Even as Cornplanter himself had his final resting place moved in
the egregious betrayal that was the Kinzua Removal, the Seneca people
resolved that what was promised to us, and what was rightfully ours
our recognition as a sovereign people would never
be stripped away from us.
It is that recognition which is reflected in this important artifact.
It is more than a tomahawk it is an enduring lesson for all
Seneca people, for our friends, neighbors, and visitors, that we
are Onondowagah and that this is our home, our place granted by
The Creator, and forever recognized as such.
Last year, for the first time in more than 150 years, Cornplanter's
tomahawk returned to Seneca Territory. It was originally supposed
to be on loan to us.
How can you loan to someone a piece of who they are? How can a
reminder of one's central identity be given to them temporarily,
as if they were borrowing a tool from a neighbor or taking out a
book from the library?
Thankfully, others saw and understood the greater meaning and importance
of Cornplanter's tomahawk.

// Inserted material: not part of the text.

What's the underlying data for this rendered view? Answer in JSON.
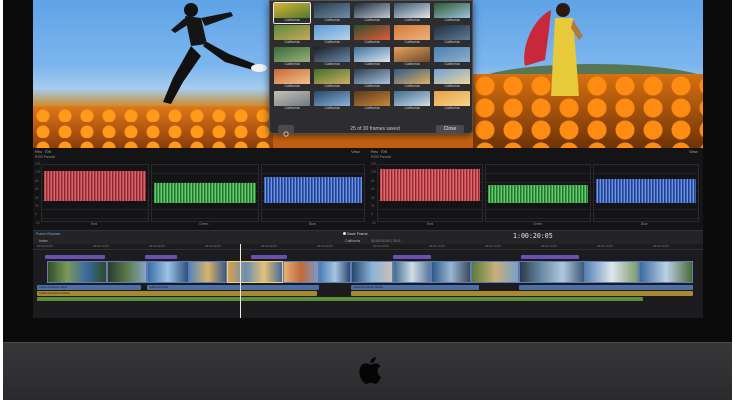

People who quickly understood that there
was only one true home for this piece of Seneca history.
It is through their understanding and with their cooperation that
some piece of our great leader's remarkable legacy can finally
and for all time remain on Seneca land where it belongs.
On behalf of the Seneca people, I want to thank Mark Schaming from
the New York State Museum, members of the Western New York delegation,
including Assemblyman Sean Ryan, and many others who saw something
that was wrong and worked with the Seneca Nation to correct it.
We are grateful for your cooperation in returning this important
artifact to Nation ownership.
In doing so, you have shown the spirit of respect for our Nation,
our people, and our sovereignty in which President Washington first
presented this gift to Cornplanter.
Now that it is home for good, we hope that Cornplanter's tomahawk
will shine as an example of those same ideals; as a lesson in diplomacy;
and as a permanent reminder to all generations of Seneca people
of our collective responsibility to always protect our identity,
our sovereignty and our home.